Strangely, each and all tell a story, are well-acted and leave you feeling you've been entertained. Then again, perhaps not strange ... smile

 
 Posted:   Feb 25, 2024 - 6:41 AM   
 By:   Solium   (Member)

The Bride of Frankenstein

First time viewing. WTF did I just watch? The first half seemed like a comedy or parody. Whats with the little people? Frankenstein spends most of the film just wandering about aimlessly. The bride was in the film for all of 5 freaking minutes?! This is a classic?

 
 
 Posted:   Feb 25, 2024 - 8:50 AM   
 By:   Graham Watt   (Member)

The Bride of Frankenstein

First time viewing. WTF did I just watch? The first half seemed like a comedy or parody. Whats with the little people? Frankenstein spends most of the film just wandering about aimlessly. The bride was in the film for all of 5 freaking minutes?! This is a classic?


I understand that reaction, Solium. BRIDE is the film I had a hard time "getting". Only after multiple viewings and exploration of "the James Whale universe" did it finally click. But it's still not my favourite James Whale film and yes, I think it's a tad overrated. It's also a bit tough when you have to read up on a film and its director in order to appreciate it.

 
 
 Posted:   Feb 25, 2024 - 9:04 AM   
 By:   Graham Watt   (Member)

MURDERS IN THE ZOO (US 1932) 5

Lionel Atwell is a rich adventurer who owns a zoo. He uses the animals, particularly a dead snake (!) to kill people who get in his way.

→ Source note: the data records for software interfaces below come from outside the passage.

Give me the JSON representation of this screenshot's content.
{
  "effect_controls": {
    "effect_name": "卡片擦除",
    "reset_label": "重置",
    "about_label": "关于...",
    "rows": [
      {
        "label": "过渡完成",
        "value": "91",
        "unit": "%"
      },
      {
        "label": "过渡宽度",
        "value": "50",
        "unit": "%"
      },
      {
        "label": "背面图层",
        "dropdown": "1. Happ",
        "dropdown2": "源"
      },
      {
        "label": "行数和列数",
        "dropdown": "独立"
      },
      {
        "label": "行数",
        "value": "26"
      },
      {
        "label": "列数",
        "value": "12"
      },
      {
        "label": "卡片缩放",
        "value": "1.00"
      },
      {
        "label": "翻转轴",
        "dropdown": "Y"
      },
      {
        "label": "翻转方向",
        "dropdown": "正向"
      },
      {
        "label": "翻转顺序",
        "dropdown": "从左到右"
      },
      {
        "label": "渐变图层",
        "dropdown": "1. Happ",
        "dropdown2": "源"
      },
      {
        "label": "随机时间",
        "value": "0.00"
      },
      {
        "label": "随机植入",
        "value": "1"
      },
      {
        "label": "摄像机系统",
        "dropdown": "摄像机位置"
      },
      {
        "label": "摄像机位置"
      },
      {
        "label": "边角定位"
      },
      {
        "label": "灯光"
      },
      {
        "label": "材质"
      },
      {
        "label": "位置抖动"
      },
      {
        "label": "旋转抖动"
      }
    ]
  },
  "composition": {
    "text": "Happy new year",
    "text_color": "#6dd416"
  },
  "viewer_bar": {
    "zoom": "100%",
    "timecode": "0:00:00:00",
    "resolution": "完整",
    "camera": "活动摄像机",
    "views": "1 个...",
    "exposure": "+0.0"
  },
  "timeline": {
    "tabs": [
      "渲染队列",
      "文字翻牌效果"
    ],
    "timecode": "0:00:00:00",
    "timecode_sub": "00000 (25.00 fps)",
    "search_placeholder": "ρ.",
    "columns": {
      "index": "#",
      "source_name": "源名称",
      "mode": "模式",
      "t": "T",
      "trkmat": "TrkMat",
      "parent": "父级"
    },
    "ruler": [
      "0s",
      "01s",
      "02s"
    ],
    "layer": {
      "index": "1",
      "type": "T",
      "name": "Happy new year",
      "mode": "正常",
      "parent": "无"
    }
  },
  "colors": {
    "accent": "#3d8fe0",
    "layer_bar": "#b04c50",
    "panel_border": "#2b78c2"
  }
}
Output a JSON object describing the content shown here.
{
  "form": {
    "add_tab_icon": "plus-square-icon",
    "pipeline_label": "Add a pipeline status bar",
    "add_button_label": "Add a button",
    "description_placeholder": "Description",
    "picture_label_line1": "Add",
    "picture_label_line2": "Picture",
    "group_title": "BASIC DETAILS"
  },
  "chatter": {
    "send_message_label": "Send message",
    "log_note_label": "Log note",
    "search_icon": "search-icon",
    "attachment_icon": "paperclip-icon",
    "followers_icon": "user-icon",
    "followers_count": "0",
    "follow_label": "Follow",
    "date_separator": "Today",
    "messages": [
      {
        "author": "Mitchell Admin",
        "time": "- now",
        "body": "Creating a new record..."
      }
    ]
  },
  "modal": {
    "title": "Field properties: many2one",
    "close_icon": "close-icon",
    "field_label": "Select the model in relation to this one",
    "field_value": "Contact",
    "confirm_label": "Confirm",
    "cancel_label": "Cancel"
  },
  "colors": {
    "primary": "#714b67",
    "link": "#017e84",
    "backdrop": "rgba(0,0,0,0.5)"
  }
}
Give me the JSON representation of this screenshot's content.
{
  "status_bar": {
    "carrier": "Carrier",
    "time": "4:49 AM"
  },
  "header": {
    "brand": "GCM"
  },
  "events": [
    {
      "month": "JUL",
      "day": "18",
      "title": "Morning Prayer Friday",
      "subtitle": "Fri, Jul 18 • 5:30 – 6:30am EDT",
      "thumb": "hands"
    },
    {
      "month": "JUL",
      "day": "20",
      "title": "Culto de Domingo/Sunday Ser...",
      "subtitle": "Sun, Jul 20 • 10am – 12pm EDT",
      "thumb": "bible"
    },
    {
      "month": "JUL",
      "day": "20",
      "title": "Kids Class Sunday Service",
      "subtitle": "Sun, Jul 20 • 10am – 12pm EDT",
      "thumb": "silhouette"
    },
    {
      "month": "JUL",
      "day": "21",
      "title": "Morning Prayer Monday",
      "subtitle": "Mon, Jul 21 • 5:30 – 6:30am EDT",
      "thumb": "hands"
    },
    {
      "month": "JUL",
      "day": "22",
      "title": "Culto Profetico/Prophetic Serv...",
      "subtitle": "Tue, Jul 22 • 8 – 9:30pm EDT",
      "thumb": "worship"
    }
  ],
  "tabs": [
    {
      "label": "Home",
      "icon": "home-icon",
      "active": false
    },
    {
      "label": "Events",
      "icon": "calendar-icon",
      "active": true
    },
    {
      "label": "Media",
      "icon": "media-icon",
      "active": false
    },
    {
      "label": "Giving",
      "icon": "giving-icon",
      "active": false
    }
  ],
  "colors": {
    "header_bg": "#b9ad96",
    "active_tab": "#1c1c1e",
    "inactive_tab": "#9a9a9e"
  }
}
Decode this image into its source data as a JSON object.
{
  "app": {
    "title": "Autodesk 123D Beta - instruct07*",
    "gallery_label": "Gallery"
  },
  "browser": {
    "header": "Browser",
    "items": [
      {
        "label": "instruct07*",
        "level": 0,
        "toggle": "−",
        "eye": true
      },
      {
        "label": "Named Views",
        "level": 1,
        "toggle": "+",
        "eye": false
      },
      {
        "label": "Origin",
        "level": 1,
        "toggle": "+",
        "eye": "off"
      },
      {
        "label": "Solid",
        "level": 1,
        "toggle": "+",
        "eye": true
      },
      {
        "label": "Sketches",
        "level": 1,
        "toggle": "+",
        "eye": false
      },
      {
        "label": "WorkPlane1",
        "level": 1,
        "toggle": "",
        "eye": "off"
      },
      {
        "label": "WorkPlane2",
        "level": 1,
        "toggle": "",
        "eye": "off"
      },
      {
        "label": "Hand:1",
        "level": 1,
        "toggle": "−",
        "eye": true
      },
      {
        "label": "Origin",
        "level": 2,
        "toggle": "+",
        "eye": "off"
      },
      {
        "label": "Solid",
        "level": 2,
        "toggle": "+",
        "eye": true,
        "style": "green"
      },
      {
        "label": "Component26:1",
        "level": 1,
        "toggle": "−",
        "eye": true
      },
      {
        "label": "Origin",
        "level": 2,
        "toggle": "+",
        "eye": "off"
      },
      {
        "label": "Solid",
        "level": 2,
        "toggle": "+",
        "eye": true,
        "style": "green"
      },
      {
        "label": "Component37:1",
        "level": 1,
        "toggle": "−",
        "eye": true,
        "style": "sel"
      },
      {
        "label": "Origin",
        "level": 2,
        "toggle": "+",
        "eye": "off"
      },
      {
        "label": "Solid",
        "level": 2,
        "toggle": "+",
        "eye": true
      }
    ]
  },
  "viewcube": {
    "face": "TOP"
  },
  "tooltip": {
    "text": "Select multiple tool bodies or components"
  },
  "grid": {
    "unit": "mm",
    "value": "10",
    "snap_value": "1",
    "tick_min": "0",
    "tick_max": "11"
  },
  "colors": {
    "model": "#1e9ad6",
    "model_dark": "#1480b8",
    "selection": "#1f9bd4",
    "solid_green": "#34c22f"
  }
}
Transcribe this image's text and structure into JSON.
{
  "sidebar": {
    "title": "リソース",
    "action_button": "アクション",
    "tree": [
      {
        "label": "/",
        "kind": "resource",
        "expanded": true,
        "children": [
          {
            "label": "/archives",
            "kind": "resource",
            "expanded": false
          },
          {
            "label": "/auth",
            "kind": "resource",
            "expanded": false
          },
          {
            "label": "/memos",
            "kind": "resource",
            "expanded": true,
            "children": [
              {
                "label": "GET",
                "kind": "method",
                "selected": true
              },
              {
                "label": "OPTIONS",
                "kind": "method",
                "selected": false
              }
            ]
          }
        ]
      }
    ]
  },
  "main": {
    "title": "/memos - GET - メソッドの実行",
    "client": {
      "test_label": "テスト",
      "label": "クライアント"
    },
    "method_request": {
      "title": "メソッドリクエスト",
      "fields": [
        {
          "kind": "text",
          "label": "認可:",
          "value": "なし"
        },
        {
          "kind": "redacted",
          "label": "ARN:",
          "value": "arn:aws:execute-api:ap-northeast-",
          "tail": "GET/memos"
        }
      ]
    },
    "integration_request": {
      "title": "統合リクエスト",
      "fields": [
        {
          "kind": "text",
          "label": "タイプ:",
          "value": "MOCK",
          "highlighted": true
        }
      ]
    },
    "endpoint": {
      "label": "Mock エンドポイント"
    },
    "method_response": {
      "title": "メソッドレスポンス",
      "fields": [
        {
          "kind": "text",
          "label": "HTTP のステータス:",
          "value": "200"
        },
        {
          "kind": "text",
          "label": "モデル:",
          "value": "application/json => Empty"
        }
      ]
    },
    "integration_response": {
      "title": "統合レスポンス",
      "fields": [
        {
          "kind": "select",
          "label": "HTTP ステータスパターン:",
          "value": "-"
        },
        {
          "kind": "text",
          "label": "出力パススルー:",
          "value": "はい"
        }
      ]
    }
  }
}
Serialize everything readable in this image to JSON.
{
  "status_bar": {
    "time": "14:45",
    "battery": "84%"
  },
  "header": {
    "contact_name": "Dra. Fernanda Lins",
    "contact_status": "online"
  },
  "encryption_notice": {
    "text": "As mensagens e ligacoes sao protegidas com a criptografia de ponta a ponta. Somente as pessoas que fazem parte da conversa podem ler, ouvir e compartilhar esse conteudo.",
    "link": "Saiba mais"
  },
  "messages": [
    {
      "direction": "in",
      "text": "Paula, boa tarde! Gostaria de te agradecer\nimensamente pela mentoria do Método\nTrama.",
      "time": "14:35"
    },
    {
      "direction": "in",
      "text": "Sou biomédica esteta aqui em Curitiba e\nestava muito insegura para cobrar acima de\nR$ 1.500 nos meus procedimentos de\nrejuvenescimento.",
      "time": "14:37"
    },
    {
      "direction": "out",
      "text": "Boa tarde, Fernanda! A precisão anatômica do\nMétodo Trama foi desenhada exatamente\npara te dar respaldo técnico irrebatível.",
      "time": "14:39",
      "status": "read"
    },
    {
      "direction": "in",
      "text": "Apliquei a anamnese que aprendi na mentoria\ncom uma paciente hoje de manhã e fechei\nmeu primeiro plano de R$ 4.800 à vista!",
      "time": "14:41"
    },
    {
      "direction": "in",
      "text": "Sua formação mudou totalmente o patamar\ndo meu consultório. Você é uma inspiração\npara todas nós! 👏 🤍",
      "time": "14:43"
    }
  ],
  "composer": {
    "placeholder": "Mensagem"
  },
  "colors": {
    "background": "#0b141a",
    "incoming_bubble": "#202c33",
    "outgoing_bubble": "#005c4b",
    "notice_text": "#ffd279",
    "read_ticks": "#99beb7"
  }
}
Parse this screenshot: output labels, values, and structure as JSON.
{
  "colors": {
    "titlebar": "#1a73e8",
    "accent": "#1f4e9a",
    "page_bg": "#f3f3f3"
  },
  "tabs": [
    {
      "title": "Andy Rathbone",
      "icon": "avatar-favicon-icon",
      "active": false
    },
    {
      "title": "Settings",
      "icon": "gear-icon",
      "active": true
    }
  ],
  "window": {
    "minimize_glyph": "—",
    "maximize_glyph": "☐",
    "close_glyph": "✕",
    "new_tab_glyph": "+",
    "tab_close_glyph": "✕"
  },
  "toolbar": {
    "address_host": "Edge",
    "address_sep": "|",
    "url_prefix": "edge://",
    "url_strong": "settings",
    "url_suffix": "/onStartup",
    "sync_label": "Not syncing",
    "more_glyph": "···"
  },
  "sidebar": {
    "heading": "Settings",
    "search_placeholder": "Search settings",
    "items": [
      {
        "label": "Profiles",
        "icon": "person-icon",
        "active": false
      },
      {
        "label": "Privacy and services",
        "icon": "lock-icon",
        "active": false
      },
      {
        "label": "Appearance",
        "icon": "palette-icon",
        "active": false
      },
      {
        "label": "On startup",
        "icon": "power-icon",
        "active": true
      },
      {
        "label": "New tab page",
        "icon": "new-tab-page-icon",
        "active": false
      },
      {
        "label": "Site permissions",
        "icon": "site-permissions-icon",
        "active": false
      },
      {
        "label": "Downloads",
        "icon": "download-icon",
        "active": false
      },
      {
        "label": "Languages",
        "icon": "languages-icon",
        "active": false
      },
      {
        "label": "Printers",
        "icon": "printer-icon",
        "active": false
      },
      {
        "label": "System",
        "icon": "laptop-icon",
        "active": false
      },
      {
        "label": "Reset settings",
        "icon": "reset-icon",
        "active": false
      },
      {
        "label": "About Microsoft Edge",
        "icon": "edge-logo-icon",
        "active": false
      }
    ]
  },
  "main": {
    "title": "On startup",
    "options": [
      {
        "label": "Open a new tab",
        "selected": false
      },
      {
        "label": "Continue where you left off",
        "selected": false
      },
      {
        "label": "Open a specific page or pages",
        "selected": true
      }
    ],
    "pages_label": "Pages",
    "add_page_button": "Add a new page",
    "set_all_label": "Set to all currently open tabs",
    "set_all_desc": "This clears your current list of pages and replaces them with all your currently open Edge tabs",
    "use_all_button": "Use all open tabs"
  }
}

Short running time, just over an hour, and we're already half an hour in before things become truly entertaining. One of the things which certainly did not entertain me was Charles Ruggles as the excrutiatingly unfunny "comedy" relief. Unfortunately he's one of the few cast members alive at the end. But the film is saved by the supremely malevolent Lionel Atwill as the urbane sociopath, cool as a cucumber but with fits of manic hysteria just under the surface. He sews up the lips of a man who tried to kiss his wife, he kills his wife's lover, he kills his wife, he "thinks" he's killed Randolph Scott... You can't get much badder than that.

 
You must log in or register to post.
  Go to page:    
© 2024 Film Score Monthly. All Rights Reserved.
Website maintained and powered by Veraprise and Matrimont.